[Material for this task — start]

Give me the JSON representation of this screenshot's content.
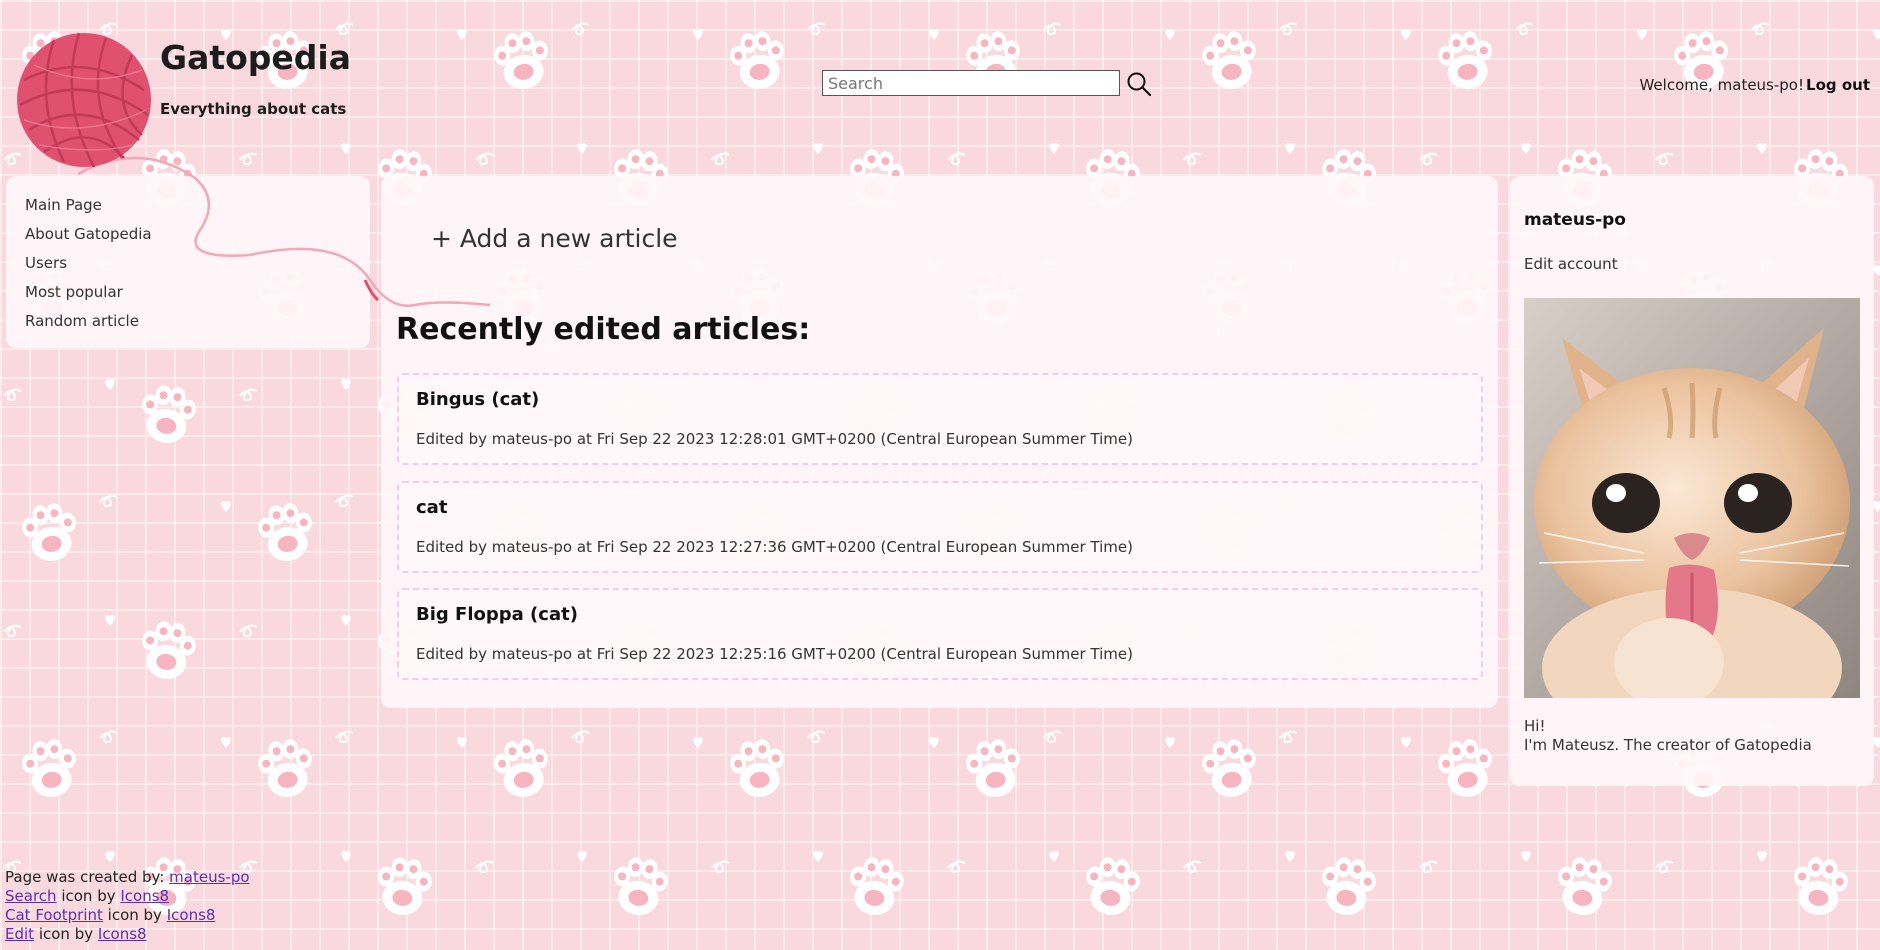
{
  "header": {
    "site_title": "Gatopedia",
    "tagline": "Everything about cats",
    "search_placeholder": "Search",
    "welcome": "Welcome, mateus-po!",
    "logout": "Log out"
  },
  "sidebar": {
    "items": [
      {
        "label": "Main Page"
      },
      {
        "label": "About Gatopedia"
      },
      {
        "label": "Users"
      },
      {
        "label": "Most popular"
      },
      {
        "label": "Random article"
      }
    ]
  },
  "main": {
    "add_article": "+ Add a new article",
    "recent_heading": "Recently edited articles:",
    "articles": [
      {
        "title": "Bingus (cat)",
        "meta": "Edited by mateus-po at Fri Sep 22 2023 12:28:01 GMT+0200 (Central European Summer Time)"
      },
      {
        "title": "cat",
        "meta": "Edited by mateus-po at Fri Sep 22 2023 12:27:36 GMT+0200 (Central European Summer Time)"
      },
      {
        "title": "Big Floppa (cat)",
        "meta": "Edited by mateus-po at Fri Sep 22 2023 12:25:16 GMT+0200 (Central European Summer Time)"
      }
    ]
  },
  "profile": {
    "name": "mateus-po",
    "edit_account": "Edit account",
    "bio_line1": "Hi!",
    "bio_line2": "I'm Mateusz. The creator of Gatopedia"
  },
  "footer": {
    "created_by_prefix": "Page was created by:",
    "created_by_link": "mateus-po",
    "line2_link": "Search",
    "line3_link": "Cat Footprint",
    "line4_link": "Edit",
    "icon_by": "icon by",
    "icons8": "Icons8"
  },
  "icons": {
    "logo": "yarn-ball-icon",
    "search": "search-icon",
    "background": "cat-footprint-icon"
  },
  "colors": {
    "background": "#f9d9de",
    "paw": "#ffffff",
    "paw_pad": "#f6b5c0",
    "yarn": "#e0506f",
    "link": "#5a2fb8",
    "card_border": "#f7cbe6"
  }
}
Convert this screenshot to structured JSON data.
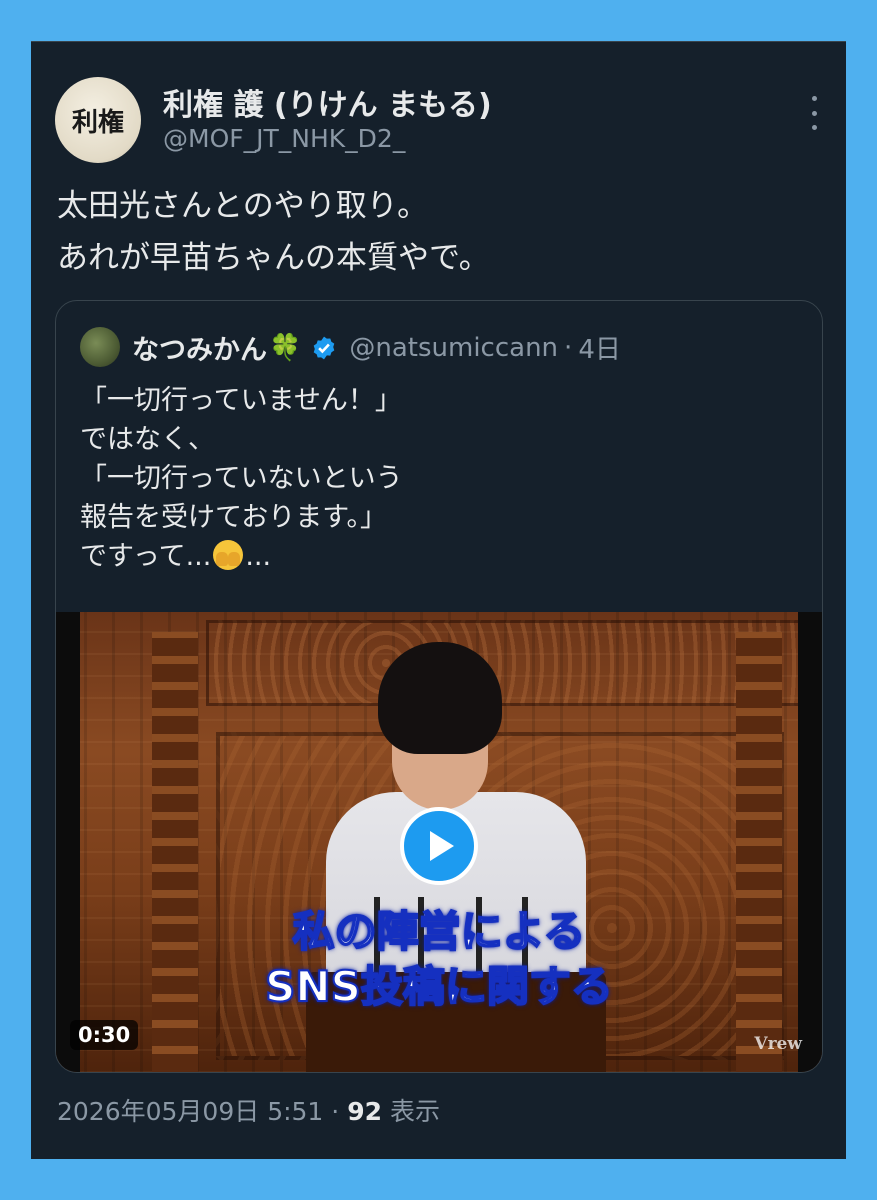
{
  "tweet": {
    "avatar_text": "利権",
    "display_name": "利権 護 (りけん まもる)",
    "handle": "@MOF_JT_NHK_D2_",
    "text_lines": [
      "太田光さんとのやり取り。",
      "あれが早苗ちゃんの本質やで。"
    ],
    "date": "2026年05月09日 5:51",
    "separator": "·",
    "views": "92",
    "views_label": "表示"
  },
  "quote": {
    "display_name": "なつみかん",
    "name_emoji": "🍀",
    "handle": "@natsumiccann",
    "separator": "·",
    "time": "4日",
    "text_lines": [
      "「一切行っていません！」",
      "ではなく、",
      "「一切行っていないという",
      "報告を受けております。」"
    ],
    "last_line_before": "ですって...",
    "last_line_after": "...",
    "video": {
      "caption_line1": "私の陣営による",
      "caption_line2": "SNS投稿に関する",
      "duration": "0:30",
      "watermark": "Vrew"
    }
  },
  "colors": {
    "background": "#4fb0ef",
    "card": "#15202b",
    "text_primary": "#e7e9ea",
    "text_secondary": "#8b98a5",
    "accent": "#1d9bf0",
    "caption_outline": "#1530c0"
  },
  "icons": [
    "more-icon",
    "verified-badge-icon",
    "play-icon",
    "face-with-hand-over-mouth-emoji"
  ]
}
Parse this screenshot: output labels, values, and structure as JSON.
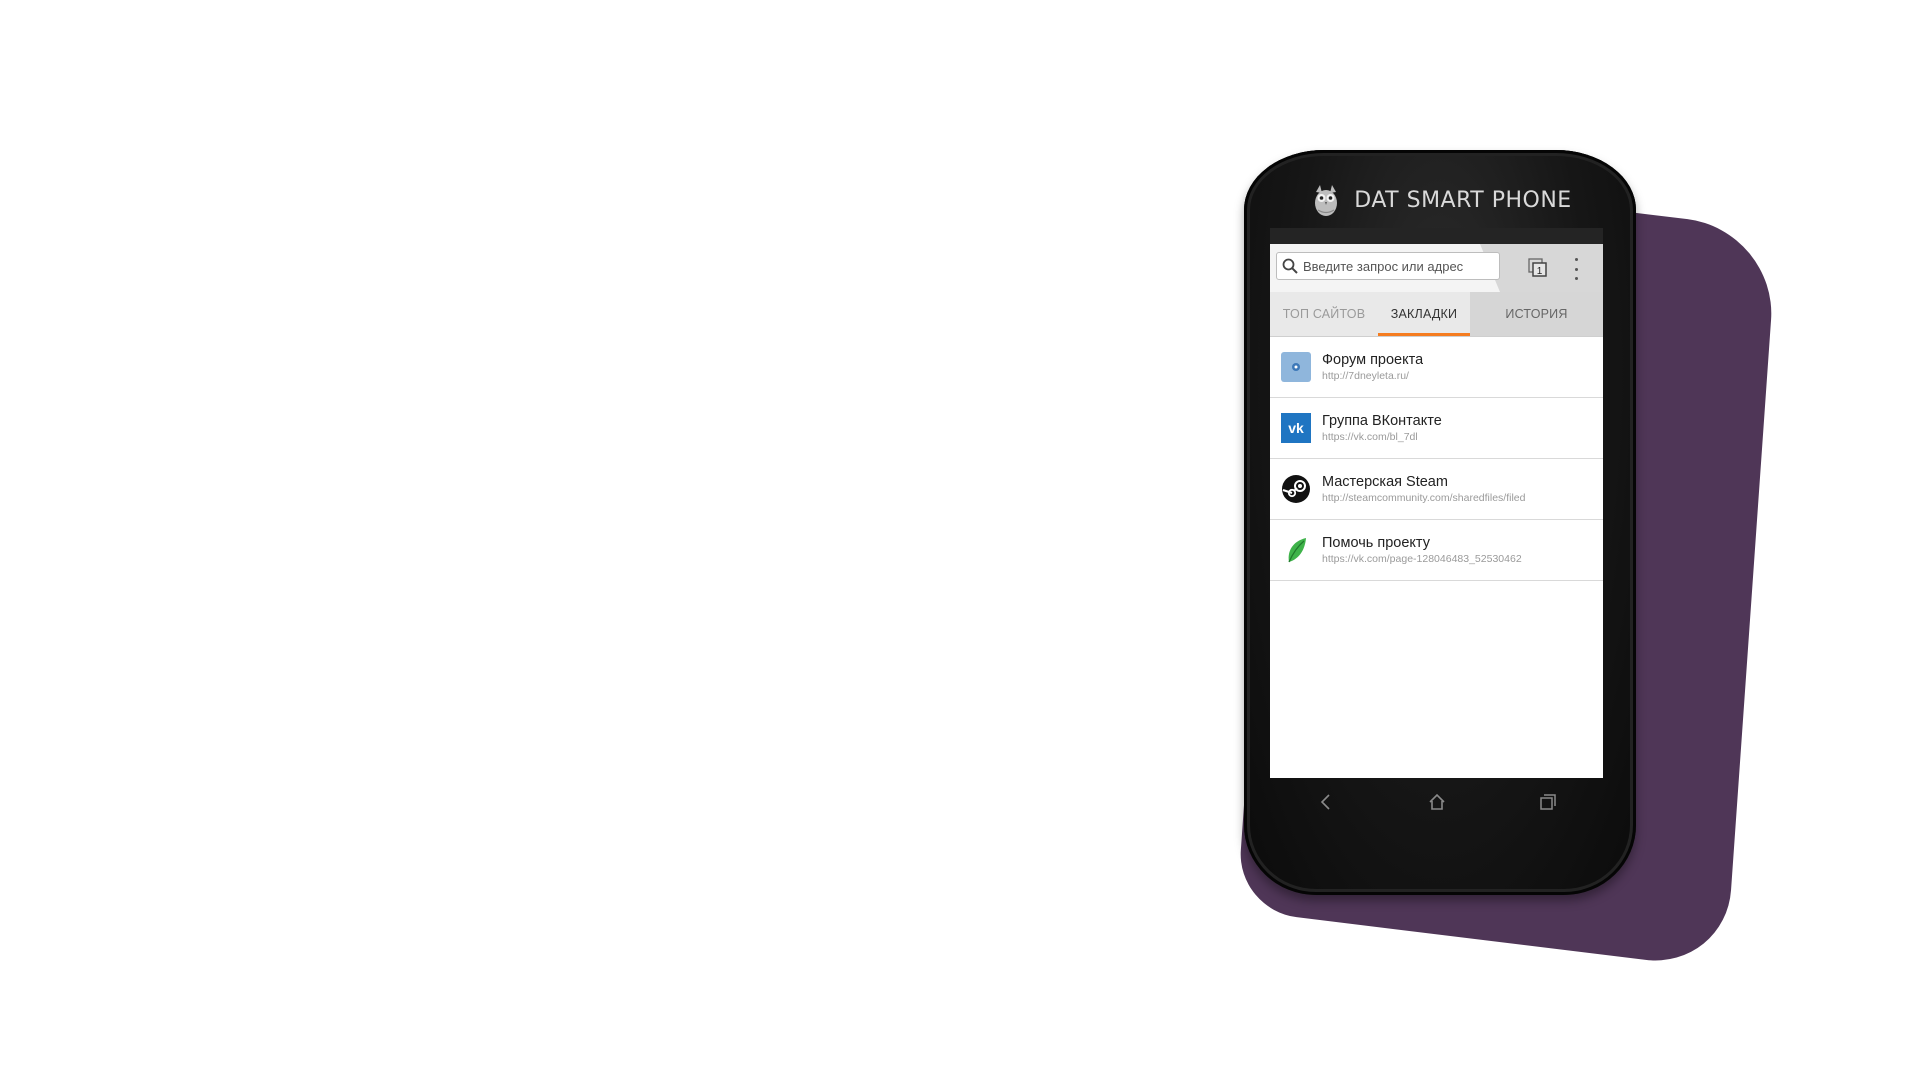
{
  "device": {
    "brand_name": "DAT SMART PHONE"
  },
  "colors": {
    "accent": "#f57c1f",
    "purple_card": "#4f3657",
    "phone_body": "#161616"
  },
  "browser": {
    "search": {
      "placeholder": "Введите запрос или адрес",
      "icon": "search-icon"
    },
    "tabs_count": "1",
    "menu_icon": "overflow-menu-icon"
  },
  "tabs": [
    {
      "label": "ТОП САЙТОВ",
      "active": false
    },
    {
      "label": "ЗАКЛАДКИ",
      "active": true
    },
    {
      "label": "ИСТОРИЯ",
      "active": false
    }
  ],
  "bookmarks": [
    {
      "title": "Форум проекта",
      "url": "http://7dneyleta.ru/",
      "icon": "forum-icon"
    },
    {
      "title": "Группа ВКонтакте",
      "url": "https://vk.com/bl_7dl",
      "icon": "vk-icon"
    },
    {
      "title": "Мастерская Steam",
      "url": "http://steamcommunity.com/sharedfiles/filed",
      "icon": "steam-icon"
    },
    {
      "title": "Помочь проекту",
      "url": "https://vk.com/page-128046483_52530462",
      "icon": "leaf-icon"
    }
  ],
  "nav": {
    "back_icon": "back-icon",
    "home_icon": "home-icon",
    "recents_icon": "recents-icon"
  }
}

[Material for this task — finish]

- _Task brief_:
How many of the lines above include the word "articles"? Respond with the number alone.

- _Solution below_:
2